Work request. Return the records that follow unaltered. Omit every picture.

Excerpts from an interface dataset:
+---+
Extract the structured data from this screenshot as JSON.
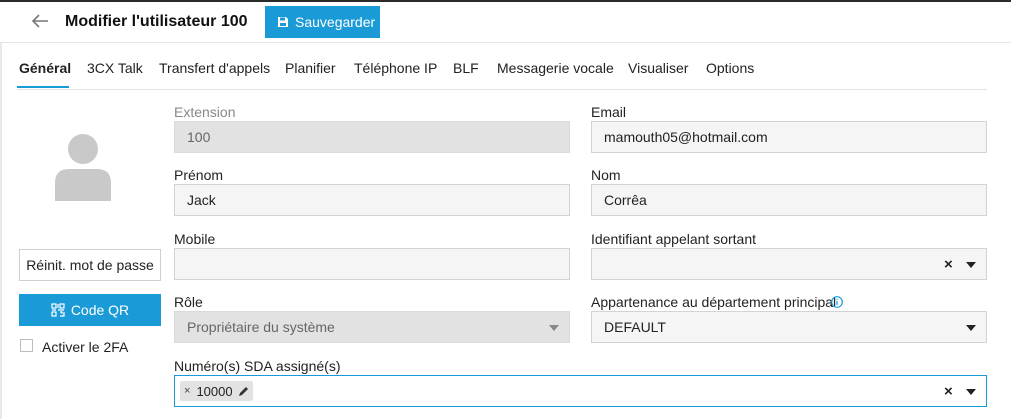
{
  "header": {
    "title": "Modifier l'utilisateur 100",
    "save_label": "Sauvegarder"
  },
  "tabs": [
    {
      "label": "Général",
      "active": true
    },
    {
      "label": "3CX Talk"
    },
    {
      "label": "Transfert d'appels"
    },
    {
      "label": "Planifier"
    },
    {
      "label": "Téléphone IP"
    },
    {
      "label": "BLF"
    },
    {
      "label": "Messagerie vocale"
    },
    {
      "label": "Visualiser"
    },
    {
      "label": "Options"
    }
  ],
  "left_panel": {
    "reset_password_label": "Réinit. mot de passe",
    "qr_code_label": "Code QR",
    "enable_2fa_label": "Activer le 2FA",
    "enable_2fa_checked": false
  },
  "form": {
    "extension": {
      "label": "Extension",
      "value": "100"
    },
    "email": {
      "label": "Email",
      "value": "mamouth05@hotmail.com"
    },
    "first_name": {
      "label": "Prénom",
      "value": "Jack"
    },
    "last_name": {
      "label": "Nom",
      "value": "Corrêa"
    },
    "mobile": {
      "label": "Mobile",
      "value": ""
    },
    "outbound_caller_id": {
      "label": "Identifiant appelant sortant",
      "value": ""
    },
    "role": {
      "label": "Rôle",
      "value": "Propriétaire du système"
    },
    "department": {
      "label": "Appartenance au département principal",
      "value": "DEFAULT"
    },
    "did_numbers": {
      "label": "Numéro(s) SDA assigné(s)",
      "chips": [
        "10000"
      ]
    }
  },
  "colors": {
    "accent": "#1a9bd7",
    "disabled_field": "#e2e2e2",
    "field_bg": "#f5f5f5"
  },
  "icons": [
    "back-arrow-icon",
    "save-icon",
    "avatar-icon",
    "qr-code-icon",
    "info-icon",
    "pencil-icon",
    "close-icon",
    "chevron-down-icon"
  ]
}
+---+
Answer to this problem.
Extract the structured data from this screenshot as JSON.
{
  "header": {
    "title": "Modifier l'utilisateur 100",
    "save_label": "Sauvegarder"
  },
  "tabs": [
    {
      "label": "Général",
      "active": true
    },
    {
      "label": "3CX Talk"
    },
    {
      "label": "Transfert d'appels"
    },
    {
      "label": "Planifier"
    },
    {
      "label": "Téléphone IP"
    },
    {
      "label": "BLF"
    },
    {
      "label": "Messagerie vocale"
    },
    {
      "label": "Visualiser"
    },
    {
      "label": "Options"
    }
  ],
  "left_panel": {
    "reset_password_label": "Réinit. mot de passe",
    "qr_code_label": "Code QR",
    "enable_2fa_label": "Activer le 2FA",
    "enable_2fa_checked": false
  },
  "form": {
    "extension": {
      "label": "Extension",
      "value": "100"
    },
    "email": {
      "label": "Email",
      "value": "mamouth05@hotmail.com"
    },
    "first_name": {
      "label": "Prénom",
      "value": "Jack"
    },
    "last_name": {
      "label": "Nom",
      "value": "Corrêa"
    },
    "mobile": {
      "label": "Mobile",
      "value": ""
    },
    "outbound_caller_id": {
      "label": "Identifiant appelant sortant",
      "value": ""
    },
    "role": {
      "label": "Rôle",
      "value": "Propriétaire du système"
    },
    "department": {
      "label": "Appartenance au département principal",
      "value": "DEFAULT"
    },
    "did_numbers": {
      "label": "Numéro(s) SDA assigné(s)",
      "chips": [
        "10000"
      ]
    }
  },
  "colors": {
    "accent": "#1a9bd7",
    "disabled_field": "#e2e2e2",
    "field_bg": "#f5f5f5"
  },
  "icons": [
    "back-arrow-icon",
    "save-icon",
    "avatar-icon",
    "qr-code-icon",
    "info-icon",
    "pencil-icon",
    "close-icon",
    "chevron-down-icon"
  ]
}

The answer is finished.